The symptoms of PMDD are similar to PMS but much more severe, having a significant impact on your overall health, wellbeing and ability to cope and get on with your life.
You’re more at risk of PMDD if you have a family history of PMS, PMDD, depression, post-partum depression, or other mood disorders. Smoking could also be a factor.
PMDD can sometimes be misdiagnosed as other illnesses, such as thyroid conditions, depression, or anxiety disorders. Symptoms can worsen over time, so it’s important to speak to your doctor if you suspect you might have PMDD.
Treatments include anti-depressants (specifically SSRIs) and birth control. Lifestyle changes and dietary adjustments can also help.
How does the pill help with PMS?
If you’re experiencing PMS often, or the symptoms are severe, your doctor might recommend the combined contraceptive pill as treatment.
Although we don’t know the exact cause of PMS, it’s thought that it’s due to a sensitivity to changing hormone levels during your period. Birth control helps by steadying your levels of the hormones oestrogen and progesterone, and flattening the ‘peaks’ for those who are sensitive to these hormones.
Your doctor or pharmacist will recommend the best pill for you based on your circumstances. Progesterone-only pills, also known as POP pills or the mini-pill, are not thought to be effective in treating PMS and might make symptoms worse.
Can you still get PMS on birth control?
Yes, it’s still possible to get PMS on birth control.

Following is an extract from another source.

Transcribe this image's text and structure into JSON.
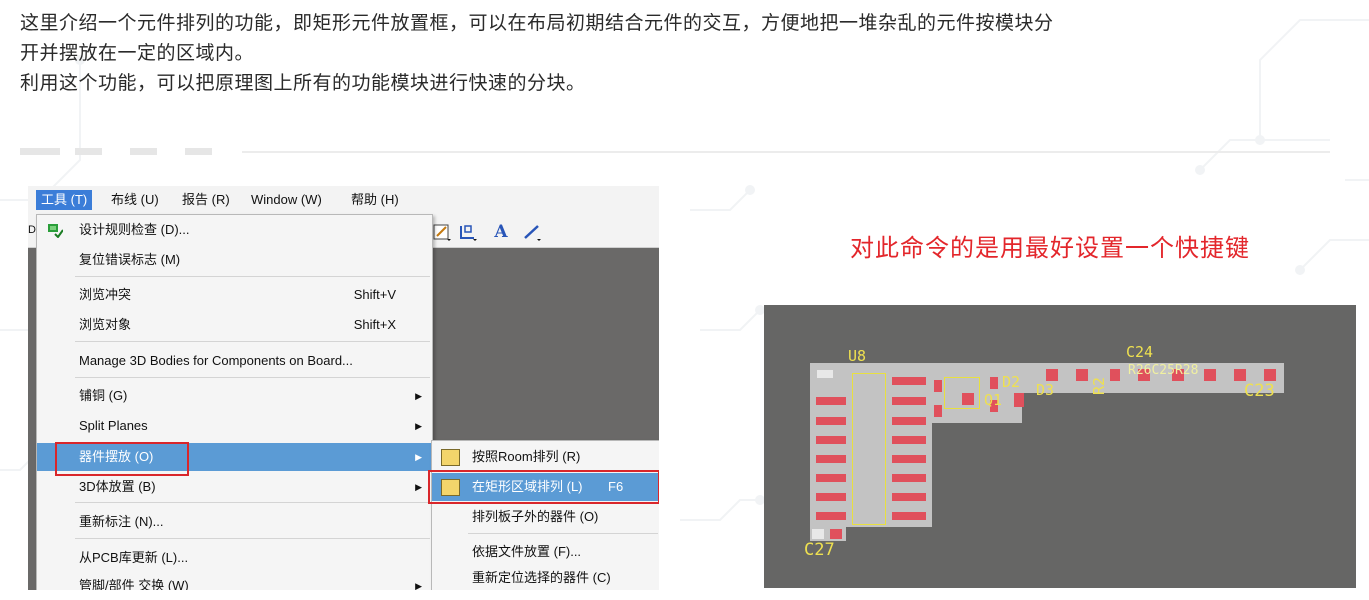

Although many women find that symptoms improve while on the pill, others find that their symptoms stay the same or even get worse.
This can be dependent on the type of pill you’re taking and the hormones it contains: trying a different pill might help, but you should try each pill for a minimum of three months before switching.
Does birth control stop your period?
As birth control pills work by preventing your body from releasing an egg and shedding the lining of your uterus, most women don’t experience a period whilst taking the tablets.
However, it’s usually recommended that you take a break every 21 days, either taking no pills or taking placebo (dummy) pills. This leads to a drop in hormone levels, and your body responds with a ‘withdrawal bleed’. This bleeding is an artificial response to the drop in hormones and does not necessarily mean you are not pregnant.
It is possible to take the pills back to back, without a withdrawal period, which will entirely prevent bleeding. This is completely safe and a preferred option for many women.
Which contraceptive pill is best for PMS?
There are a number of different combined contraceptive pills available, coming in different strengths and hormone mixes which might have a different impact on PMS symptoms.
Combined contraceptive pills are sold under different brand names, and you should seek out the advice of a doctor or GP to find the best one for your needs.
The most commonly used combined contraceptive pills are:
If the pill you are taking is not effective at reducing the symptoms of your PMS, you can switch to a different brand. However, it’s recommended that you take each pill for at least three months to see the results.
The mini pill is not recommended to treat PMS as increased progesterone levels can make the symptoms of PMS worse.
Other, non-hormonal treatments for PMS include lifestyle changes, antidepressants (SSRIs) and a certain kind of diuretic (water tablet) called Spironolactone. this might help with water retention, bloating and acne.
PMS can be quite distressing and have a negative impact on your wellbeing and on the people around you. If your symptoms don't improve with lifestyle and dietary changes you should speak to a doctor to identify the best course of action for you.
The contraceptive pill can be very effective at reducing the symptoms of PMS, and these pills are available from LloydsPharmacy Online Doctor after a quick online consultation with one of our online doctors.